This project was an extension of Entrapment. Inspired by circuses and zoos, this project hoped to replicate what’s it like to be entrapped by humans. Originally, we wanted to create a multimedia project that centered around a small cage. The cage that we created gives a false perspection of how much room is in the cage since an inner set of walls close in on the experiencer. As the cages would close, sound would play, kids screaming, photo shutters, and animal noises, and a curtain would block out most of the light. The walls are controlled by a crank on the outside of the cage which is controlled by another person, who has to continually agree to the punishment. This element affects the experiencer on a physiological level since they are left helpless and hoping that the other person won’t hurt them. Unfortunately, we couldn’t get a chance to work on the sound and curtain. We built another quarter scale model, instead of the full scale model, to focus on the mechanism and inner set of walls.
At the end of Entrapment we had a full scale model, but our string mechanism wasn’t working. Our cage has an extra two inches on the top and bottom of the box where the wheels sit. At first we tied strings around the wheels, looped it along a very specific set of dowels, and finally tied it twice on a circular piece in the center. On both the top and bottom of the cage there were seven dowels: one at each corner right next to a wheel, one between the two wheels on each side, and one in the center to hold the circular piece. The strings looped and were tied directly across from each other in the circular piece, so that turning the circular piece in the opposite direction would get the walls to go back to their original position. At first, there were two circular pieces on both the top and bottom of the cage. This was problematic because we could not move the top and bottom wheels at the same time. In the next iteration, we kept one circular piece on the top of the cage. The strings were stilled looped around the same dowels, expect next we brought the bottom strings to the top of the cage. This mechanism was too hard to control. As soon as I tied the bottom strings to the circular piece, I realized a string fell off one of it’s dowels. Also the strings had to be feed back down to the bottom, so that they would loop.

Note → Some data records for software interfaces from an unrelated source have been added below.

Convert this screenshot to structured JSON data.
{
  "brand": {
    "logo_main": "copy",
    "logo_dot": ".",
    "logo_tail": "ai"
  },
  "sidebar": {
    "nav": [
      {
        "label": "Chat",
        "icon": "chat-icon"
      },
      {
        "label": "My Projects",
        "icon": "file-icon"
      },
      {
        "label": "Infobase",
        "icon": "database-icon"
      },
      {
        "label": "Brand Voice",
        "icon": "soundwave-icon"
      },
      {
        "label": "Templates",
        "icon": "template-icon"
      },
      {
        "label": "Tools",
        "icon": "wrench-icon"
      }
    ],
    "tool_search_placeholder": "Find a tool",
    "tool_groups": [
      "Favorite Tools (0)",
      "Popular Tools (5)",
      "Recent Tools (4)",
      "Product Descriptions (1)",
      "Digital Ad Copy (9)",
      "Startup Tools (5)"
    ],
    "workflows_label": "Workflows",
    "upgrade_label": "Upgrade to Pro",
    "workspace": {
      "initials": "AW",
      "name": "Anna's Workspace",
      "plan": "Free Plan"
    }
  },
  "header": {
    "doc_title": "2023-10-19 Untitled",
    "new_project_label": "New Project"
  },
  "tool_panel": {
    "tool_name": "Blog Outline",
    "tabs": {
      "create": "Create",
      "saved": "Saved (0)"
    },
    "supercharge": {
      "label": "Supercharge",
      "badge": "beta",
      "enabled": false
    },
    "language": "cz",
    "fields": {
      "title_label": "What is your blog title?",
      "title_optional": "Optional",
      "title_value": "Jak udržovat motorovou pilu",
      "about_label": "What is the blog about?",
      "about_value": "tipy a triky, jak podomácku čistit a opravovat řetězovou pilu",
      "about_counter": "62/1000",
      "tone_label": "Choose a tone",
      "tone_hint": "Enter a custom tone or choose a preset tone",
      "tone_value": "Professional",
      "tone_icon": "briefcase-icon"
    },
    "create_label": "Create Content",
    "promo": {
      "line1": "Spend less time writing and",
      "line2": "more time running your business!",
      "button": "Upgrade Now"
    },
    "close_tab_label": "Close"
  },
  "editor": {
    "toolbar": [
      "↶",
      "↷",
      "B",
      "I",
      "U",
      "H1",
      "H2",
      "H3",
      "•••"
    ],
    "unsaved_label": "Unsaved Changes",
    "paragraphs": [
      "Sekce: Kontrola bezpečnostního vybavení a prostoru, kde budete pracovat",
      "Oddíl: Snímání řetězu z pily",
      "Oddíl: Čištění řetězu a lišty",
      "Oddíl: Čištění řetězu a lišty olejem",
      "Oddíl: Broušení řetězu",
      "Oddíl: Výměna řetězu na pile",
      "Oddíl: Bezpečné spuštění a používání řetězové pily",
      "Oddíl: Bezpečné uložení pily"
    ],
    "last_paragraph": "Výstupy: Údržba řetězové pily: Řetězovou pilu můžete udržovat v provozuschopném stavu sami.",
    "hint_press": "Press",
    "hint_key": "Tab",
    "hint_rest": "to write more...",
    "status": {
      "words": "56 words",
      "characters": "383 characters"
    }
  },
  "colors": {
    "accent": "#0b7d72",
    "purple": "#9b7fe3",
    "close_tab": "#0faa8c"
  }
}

We decided to switch over to using gears and linkages instead of strings because strings couldn’t be used in a full scale model. We decided to have wall extensions with teeth that would move when a gear turned in between them. Our design had four wall extensions in total, two from each wall, and would need two small gears. On top of these small gears would be two big gears that would turn together, which were crucial for the crank. We kept all the wheels on the bottom of the cage and had the gears on the top. The big gears were our only constraint because they needed to touch and would have the same center as the small gears. We changed our notching with only one notch instead of three because of the wall extensions. At first, I thought we would drill a hole for the crank in the big gear, but instead we laser cut like layers of wood to hold the crank in place on top of the big gear. We originally 3D printed our crank for a circular dowel, but then we realized the circular dowel would turn instead of the gears. We decided to use a square wooden dowel that wouldn’t turn.
In our first iteration with the wall extensions, or linear gears, we just hot glued the linear gears to the walls. We decided to add some triangular support to these pieces. We designed three layers: one a triangular attachment that notched into a short piece, we called the tongue, and the tongue would be screwed into the linear gears.
We even designed a logo to use for our cage, Entrap’t, but we ran out of time to incorporate our logo. Our logo had an elephant, the animal behind our project, and decided on Entrap’t as our name. The apostrophe was to add emphasis to the t and we switched the d out with a t because everyone says their ds as ts.
Assembling our final iteration of the cage was difficult because of the different materials. We decided to laser cut the gears out of acrylic because it would help eliminate friction, while he walls of our cage were laser cut out of thin wood. The acrylic was much thinner than we were expecting, so we decided to print most of the gears out of thick wood instead even though they don’t make as good gears. The linear gears remained acrylic, but we added two layers instead of just one layer. We wanted to add a top piece to our box and decided on acrylic, so we would see the gears moving. Throughout this four week journey there were lots of little annoyances, but they were all worth it to get those walls moving!! Even though we still had some troque issues with the bottom wheels, probably because our thin wood was warped, we’re so proud of what we accomplished.